One of the FBI agents informed me that I was the most colorful individual that they had ever investigated. They ought to know, they read through my files and personal notes, they went through my audio tapes, they watched video tapes of me singing at clubs as well as singing and preaching heaven on earth in churches.
The FBI even took samples of my hair and my clothing. Then just in case I were to turn into a sociopath some time in the future, they gave me a lie detector test asking me odd questions like; “Would you ever lie to the congregation?” and “Would you ever do anything to hurt the congregation?”

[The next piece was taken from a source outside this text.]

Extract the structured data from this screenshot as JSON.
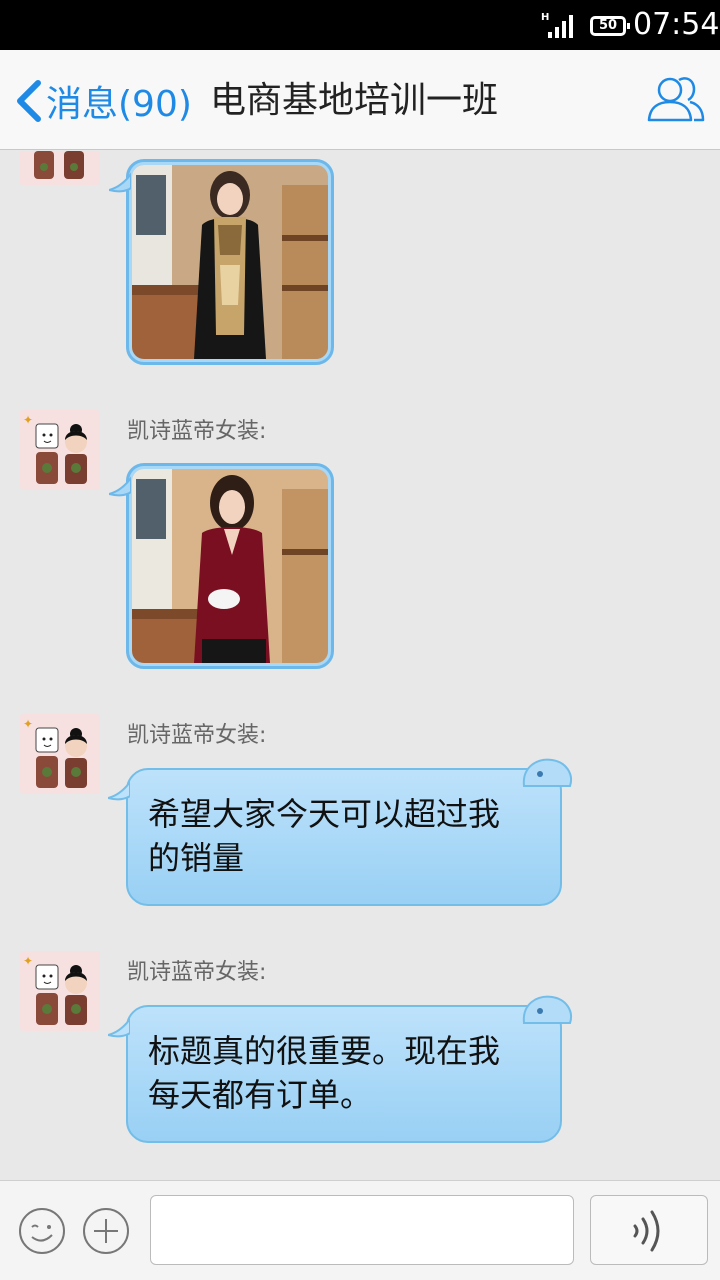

Still, no matter what I have gone through, I am deeply grateful for my years in the Temple. Before things began to go over the deep end, I must say, I have never since met or known such people, trying together, sharing together, and caring together for a better world.
Personally, I see the larger society as the biggest cult. The word “cult” is used against anyone who chooses to create new rules or establish new ways. New ways, of course, stand a greater chance of being accepted if they do not involve force or coercion. I suppose everything is a cult that does not empower people. Usually no individual or group is all good or bad, but a combination of both.
For almost five years in Los Angeles I went to a variety of Socialist bookstores and provided Jim with Socialist magazines and newspapers. In the end Jim did not seem to grasp that you can have dictatorship under both this-ism or that-ism. He was misled by the oxymoron “the dictatorship of the proletariat.” I understand it was the height of the Cold War. Dialectical Materialism meant basically that you believed in cause and effect. Jim wanted to control the cause and effect and he copied anything that worked. He copied the cult of the army, the cult of the police, the cult of the CIA, the cult of American politics, the cult of American business, the cult of advertising and the cult of the American churches.
All of these groups believe that the end justifies the means. They all use divide and conquer methods. In fact the wrong means always leads to the wrong results. A good goal will be undermined and destroyed by the wrong methods. In the beginning Jim admired the historical Jesus and Martin Luther King, and he even gave his son the middle name, Gandhi. You have to be pretty sincere to name your son after your belief. But there were two Jim Jones: the one that I met and the one that I got away from. He eventually became more bitter and hardened. I watched as he changed more and more to believe in Malcolm and Che Gueverra and Mao and “by any means necessary”.
My last conversations with Jim were over this very thing. I said, “Jim, you used to be dead set against ‘guilt.’ You knew how disabling it was. You said how bad it was. Your paper which I distributed in L.A. spoke clearly against it. Now you openly use guilt.”
He replied, “Some of us have found that guilt is useful.”
I said, “I believe whoever ‘some of us’ may be, are dead wrong.”
(David Parker Wise is a former member of Peoples Temple. His complete collection of writings for the jonestown report may be found here. His website is JonestownLegacy.com. Mr. Wise can be reached at firstname.lastname@example.org.)